=== Section Start ===

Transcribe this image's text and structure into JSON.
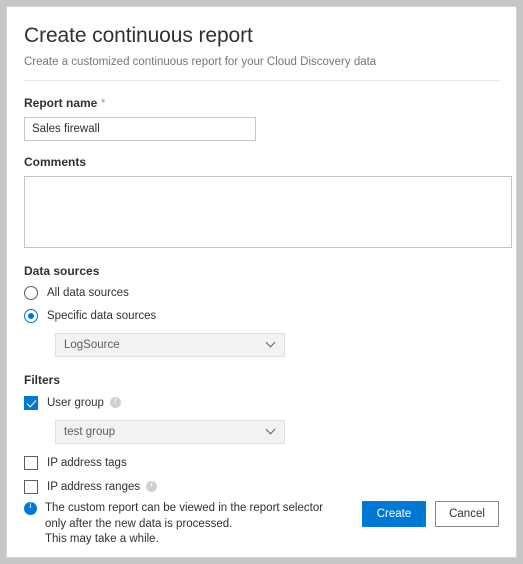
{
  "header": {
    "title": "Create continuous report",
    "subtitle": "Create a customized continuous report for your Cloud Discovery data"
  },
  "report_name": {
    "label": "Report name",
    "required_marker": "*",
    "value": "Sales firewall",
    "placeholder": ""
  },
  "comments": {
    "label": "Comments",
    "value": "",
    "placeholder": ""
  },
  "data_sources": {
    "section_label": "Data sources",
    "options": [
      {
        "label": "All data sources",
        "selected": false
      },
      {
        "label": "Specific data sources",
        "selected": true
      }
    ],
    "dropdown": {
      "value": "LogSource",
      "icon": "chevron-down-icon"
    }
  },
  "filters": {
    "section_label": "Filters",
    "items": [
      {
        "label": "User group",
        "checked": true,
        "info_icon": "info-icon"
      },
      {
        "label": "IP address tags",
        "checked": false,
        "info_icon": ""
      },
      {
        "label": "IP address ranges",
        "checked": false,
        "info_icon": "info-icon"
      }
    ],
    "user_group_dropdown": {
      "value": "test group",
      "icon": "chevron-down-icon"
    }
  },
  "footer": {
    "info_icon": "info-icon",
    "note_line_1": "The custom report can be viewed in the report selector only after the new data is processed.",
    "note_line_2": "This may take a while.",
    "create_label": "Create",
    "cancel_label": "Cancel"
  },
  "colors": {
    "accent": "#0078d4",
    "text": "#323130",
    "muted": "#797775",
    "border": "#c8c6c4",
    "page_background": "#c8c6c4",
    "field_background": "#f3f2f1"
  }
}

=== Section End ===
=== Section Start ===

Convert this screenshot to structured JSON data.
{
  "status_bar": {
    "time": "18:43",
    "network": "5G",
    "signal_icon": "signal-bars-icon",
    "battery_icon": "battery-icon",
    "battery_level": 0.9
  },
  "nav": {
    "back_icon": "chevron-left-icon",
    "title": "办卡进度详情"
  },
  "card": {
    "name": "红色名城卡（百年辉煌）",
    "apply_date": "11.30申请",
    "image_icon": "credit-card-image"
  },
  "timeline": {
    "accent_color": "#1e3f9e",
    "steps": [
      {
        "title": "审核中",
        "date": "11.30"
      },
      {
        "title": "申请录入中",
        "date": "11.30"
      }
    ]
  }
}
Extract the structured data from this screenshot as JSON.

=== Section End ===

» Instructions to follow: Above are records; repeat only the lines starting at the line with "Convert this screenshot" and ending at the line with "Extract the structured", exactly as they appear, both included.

» Result:
Convert this screenshot to structured JSON data.
{
  "status_bar": {
    "time": "18:43",
    "network": "5G",
    "signal_icon": "signal-bars-icon",
    "battery_icon": "battery-icon",
    "battery_level": 0.9
  },
  "nav": {
    "back_icon": "chevron-left-icon",
    "title": "办卡进度详情"
  },
  "card": {
    "name": "红色名城卡（百年辉煌）",
    "apply_date": "11.30申请",
    "image_icon": "credit-card-image"
  },
  "timeline": {
    "accent_color": "#1e3f9e",
    "steps": [
      {
        "title": "审核中",
        "date": "11.30"
      },
      {
        "title": "申请录入中",
        "date": "11.30"
      }
    ]
  }
}
Extract the structured data from this screenshot as JSON.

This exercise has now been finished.